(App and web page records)

- Opening Delimiter -

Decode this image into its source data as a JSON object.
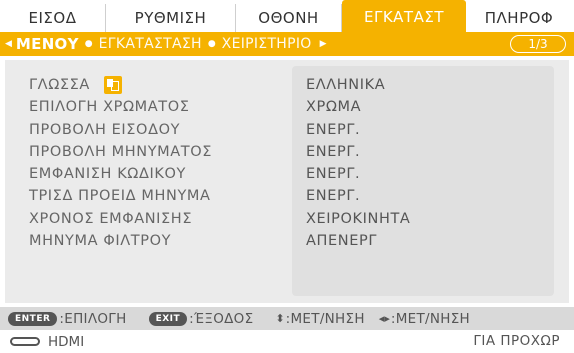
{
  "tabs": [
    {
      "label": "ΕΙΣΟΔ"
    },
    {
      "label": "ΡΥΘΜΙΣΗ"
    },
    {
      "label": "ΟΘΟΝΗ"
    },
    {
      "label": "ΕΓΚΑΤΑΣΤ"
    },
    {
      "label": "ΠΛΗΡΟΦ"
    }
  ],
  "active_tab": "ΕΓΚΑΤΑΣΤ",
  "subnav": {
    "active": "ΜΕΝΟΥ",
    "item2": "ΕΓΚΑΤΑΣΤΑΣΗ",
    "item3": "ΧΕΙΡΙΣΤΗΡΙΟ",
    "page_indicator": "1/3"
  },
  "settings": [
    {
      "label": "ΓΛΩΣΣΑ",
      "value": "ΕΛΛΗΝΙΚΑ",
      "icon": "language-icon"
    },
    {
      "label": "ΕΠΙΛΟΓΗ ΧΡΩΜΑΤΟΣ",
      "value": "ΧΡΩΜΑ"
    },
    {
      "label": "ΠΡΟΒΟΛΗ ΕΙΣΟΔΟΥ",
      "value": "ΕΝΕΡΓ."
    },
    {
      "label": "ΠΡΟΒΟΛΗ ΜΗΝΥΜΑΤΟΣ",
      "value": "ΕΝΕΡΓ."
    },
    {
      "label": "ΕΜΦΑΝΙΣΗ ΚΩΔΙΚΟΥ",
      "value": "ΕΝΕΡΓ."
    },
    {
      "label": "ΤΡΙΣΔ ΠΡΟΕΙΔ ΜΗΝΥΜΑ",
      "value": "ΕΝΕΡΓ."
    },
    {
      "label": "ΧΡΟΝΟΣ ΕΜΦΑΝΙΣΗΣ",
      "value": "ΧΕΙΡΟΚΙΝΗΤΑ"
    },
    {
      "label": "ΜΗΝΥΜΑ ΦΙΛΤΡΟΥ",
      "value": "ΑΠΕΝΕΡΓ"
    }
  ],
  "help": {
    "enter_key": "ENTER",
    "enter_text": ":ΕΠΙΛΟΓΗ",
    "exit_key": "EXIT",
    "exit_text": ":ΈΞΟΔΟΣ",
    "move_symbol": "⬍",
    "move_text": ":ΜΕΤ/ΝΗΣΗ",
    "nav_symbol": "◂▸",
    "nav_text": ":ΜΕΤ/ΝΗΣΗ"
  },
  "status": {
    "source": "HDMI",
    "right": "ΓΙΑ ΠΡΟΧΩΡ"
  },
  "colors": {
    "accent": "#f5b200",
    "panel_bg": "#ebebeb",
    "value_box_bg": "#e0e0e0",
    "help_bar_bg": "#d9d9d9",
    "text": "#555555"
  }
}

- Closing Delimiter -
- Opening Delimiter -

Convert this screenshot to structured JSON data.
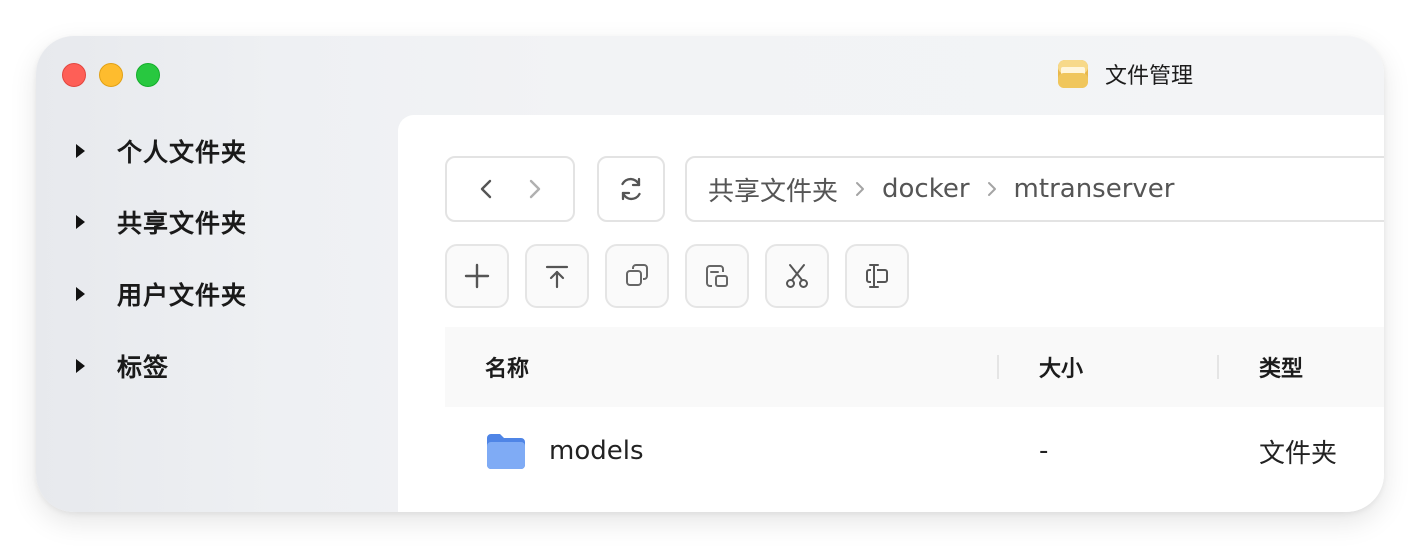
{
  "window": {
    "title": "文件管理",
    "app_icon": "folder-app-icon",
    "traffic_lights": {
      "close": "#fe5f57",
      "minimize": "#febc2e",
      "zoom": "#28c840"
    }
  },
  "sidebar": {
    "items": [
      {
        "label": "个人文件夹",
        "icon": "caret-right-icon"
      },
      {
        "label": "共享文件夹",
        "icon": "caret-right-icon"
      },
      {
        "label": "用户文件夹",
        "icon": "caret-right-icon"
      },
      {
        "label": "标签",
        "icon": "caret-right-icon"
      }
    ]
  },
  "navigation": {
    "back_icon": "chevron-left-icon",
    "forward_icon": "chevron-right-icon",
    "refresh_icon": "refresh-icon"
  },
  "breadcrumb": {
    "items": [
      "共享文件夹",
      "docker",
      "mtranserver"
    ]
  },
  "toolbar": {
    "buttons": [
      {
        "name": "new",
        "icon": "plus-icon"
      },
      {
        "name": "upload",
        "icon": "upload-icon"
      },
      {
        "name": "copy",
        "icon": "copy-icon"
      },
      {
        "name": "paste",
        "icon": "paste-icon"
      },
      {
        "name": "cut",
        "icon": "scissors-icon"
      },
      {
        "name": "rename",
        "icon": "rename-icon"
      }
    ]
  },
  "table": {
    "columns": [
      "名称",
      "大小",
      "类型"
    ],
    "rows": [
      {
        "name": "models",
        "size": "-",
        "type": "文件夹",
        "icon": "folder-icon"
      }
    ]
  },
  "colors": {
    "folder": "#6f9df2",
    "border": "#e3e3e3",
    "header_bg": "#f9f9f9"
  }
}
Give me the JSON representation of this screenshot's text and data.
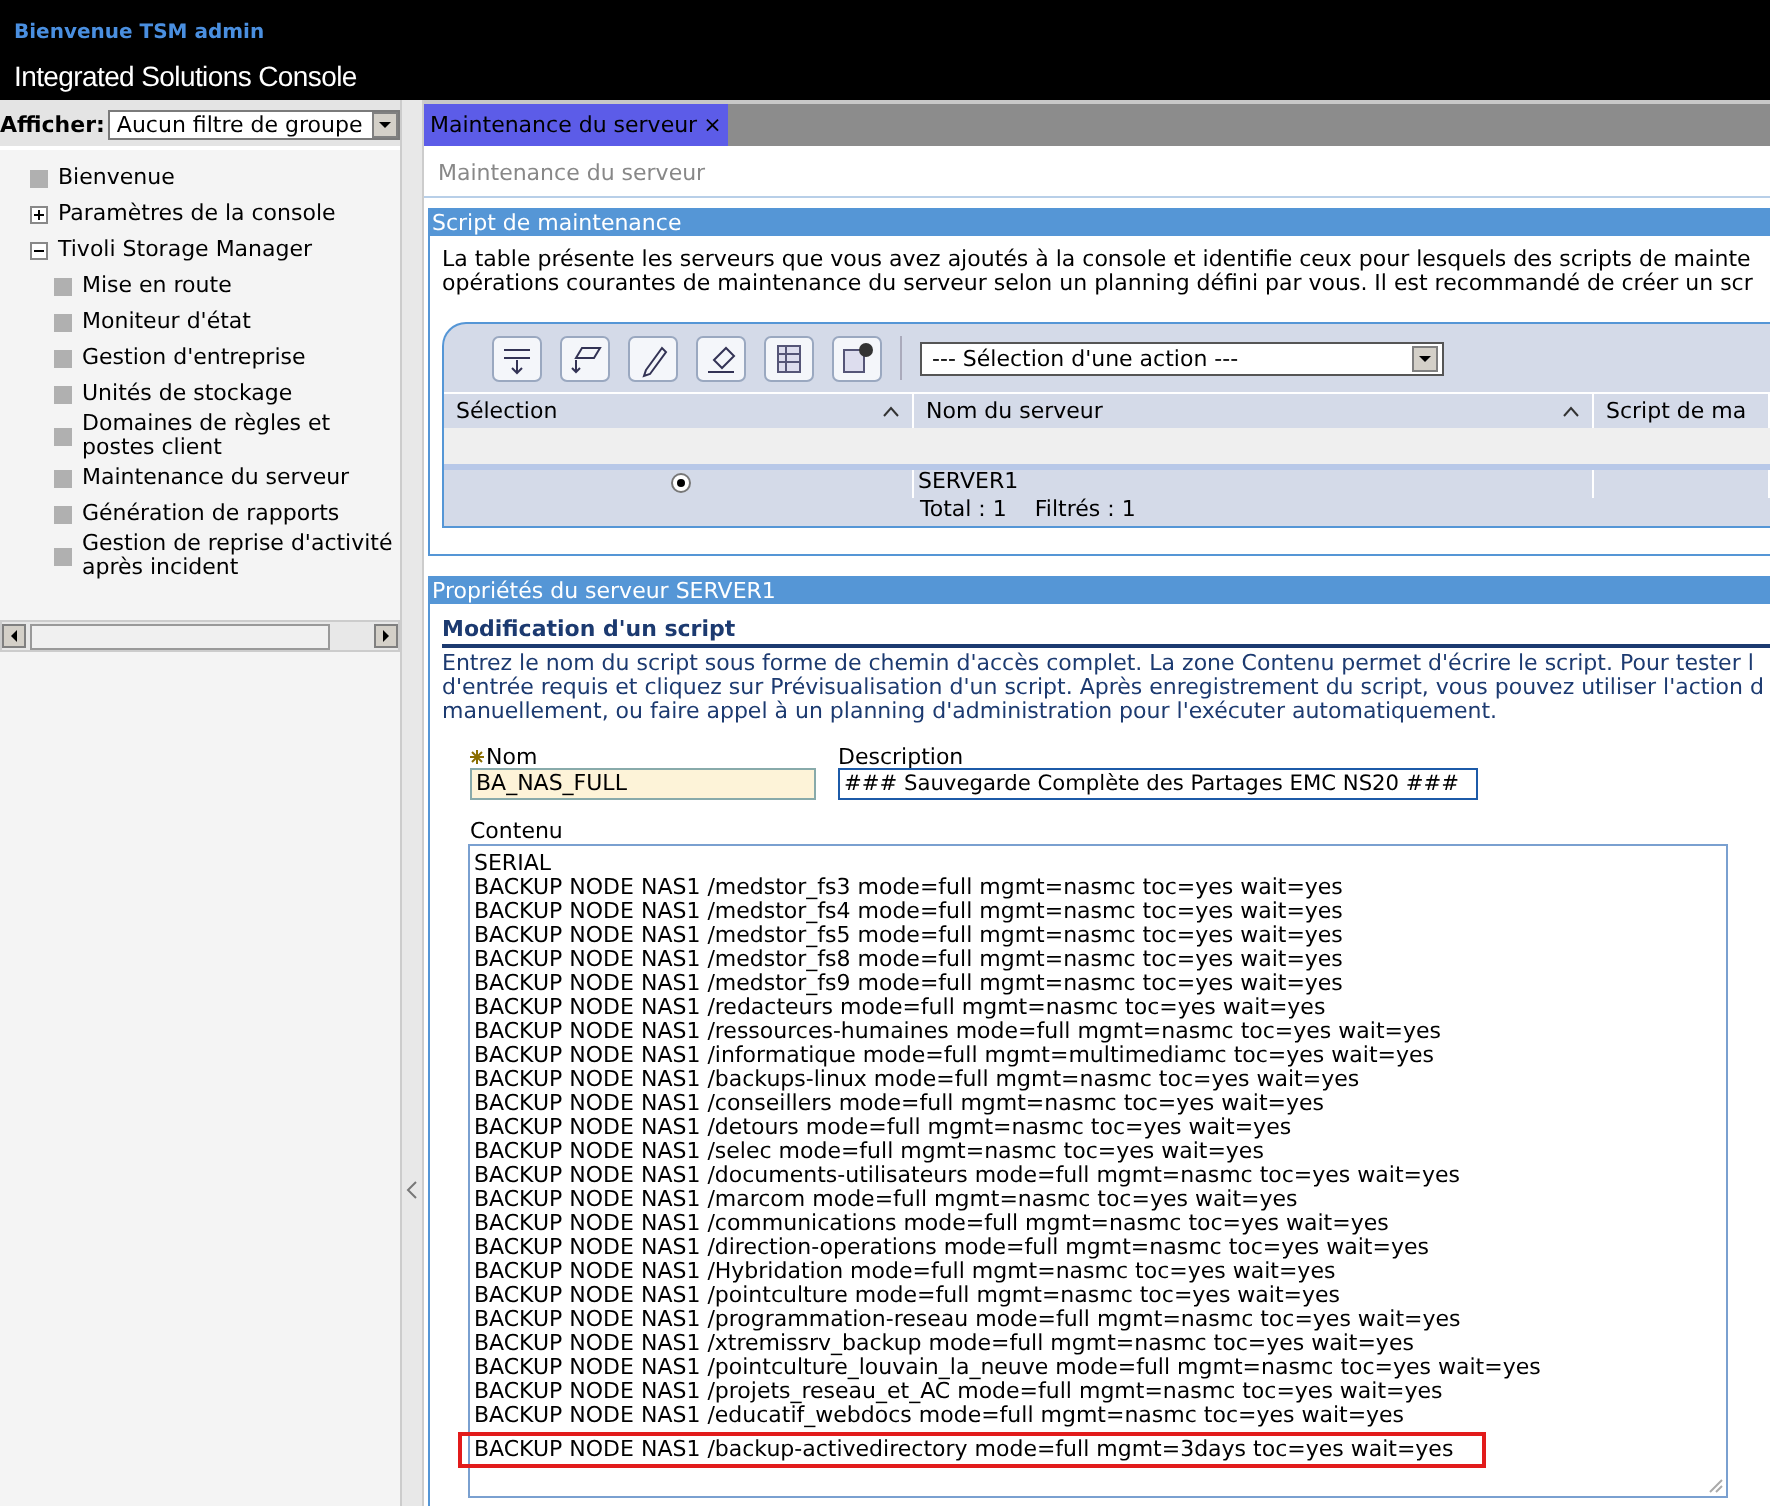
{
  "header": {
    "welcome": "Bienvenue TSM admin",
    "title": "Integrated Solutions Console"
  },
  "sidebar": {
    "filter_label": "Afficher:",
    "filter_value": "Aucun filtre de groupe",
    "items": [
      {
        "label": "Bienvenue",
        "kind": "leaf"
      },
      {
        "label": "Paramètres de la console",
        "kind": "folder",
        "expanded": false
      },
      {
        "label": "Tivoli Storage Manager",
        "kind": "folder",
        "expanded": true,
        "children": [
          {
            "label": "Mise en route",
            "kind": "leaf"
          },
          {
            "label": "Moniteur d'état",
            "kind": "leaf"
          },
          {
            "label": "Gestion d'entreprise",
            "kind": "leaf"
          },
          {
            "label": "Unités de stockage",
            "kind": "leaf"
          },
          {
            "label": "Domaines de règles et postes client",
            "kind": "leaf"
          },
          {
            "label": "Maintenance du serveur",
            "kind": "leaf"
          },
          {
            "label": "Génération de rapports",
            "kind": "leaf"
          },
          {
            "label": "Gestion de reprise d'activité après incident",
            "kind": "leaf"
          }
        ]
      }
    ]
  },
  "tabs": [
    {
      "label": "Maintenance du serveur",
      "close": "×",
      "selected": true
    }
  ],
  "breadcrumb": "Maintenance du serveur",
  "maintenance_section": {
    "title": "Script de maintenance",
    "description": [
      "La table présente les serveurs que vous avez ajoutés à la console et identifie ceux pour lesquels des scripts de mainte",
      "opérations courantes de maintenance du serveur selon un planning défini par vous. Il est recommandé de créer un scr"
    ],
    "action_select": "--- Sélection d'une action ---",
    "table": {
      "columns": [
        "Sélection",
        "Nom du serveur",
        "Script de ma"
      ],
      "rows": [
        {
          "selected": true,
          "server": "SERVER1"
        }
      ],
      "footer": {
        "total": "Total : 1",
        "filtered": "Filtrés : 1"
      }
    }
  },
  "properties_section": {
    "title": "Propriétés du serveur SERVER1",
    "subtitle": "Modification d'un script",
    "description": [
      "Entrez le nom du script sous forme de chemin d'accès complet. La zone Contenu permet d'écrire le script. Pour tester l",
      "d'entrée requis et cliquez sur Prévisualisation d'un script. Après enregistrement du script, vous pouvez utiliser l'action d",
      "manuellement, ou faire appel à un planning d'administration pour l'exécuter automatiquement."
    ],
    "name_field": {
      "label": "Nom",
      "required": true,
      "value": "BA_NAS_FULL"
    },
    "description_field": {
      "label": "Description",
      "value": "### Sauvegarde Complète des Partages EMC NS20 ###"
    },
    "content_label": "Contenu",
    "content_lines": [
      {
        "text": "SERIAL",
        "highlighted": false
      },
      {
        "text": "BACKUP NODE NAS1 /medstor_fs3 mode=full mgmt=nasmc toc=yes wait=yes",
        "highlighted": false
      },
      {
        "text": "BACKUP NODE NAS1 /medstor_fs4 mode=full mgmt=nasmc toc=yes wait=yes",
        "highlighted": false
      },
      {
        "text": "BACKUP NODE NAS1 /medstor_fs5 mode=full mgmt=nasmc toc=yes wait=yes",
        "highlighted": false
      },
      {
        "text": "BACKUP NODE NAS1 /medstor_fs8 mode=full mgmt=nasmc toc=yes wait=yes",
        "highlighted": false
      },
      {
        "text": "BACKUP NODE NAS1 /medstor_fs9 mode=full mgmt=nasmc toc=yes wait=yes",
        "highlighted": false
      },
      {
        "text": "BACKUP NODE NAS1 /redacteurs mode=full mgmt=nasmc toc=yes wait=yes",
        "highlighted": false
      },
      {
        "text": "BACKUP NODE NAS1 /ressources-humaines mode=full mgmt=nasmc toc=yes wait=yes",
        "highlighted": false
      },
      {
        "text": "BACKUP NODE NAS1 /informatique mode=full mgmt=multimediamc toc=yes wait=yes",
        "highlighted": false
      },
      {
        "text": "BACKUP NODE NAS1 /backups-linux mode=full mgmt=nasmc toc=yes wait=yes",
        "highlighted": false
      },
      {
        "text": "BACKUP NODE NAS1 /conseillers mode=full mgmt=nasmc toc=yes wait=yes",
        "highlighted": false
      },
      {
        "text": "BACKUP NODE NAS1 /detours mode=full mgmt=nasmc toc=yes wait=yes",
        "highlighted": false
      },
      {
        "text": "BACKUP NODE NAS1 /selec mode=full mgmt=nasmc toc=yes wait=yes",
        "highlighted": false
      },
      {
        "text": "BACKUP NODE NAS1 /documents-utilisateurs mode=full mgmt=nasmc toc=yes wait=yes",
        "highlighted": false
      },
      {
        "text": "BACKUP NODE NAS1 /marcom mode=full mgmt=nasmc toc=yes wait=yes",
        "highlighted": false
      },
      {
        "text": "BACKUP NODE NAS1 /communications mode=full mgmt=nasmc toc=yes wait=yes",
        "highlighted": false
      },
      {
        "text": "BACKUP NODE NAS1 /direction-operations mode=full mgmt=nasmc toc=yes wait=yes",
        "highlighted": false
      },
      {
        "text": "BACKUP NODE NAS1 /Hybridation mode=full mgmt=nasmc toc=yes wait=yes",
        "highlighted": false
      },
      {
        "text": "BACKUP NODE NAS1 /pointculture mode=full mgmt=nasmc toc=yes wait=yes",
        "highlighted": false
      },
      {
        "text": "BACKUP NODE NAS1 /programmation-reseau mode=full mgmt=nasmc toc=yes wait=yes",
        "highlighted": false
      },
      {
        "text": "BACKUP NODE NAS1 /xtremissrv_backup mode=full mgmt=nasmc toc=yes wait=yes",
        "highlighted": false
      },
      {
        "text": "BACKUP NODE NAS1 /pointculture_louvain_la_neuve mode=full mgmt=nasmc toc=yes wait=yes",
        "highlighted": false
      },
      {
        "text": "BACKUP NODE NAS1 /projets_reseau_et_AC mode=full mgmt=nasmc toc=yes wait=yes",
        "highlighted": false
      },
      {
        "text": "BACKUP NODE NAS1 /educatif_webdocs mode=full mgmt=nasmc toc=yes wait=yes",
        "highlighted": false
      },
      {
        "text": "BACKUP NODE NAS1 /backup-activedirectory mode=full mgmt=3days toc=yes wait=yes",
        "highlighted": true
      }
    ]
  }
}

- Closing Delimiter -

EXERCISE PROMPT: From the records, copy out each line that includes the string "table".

ANSWER FOR THE TASK:
  "table": {
      "La table présente les serveurs que vous avez ajoutés à la console et identifie ceux pour lesquels des scripts de mainte",
    "table": {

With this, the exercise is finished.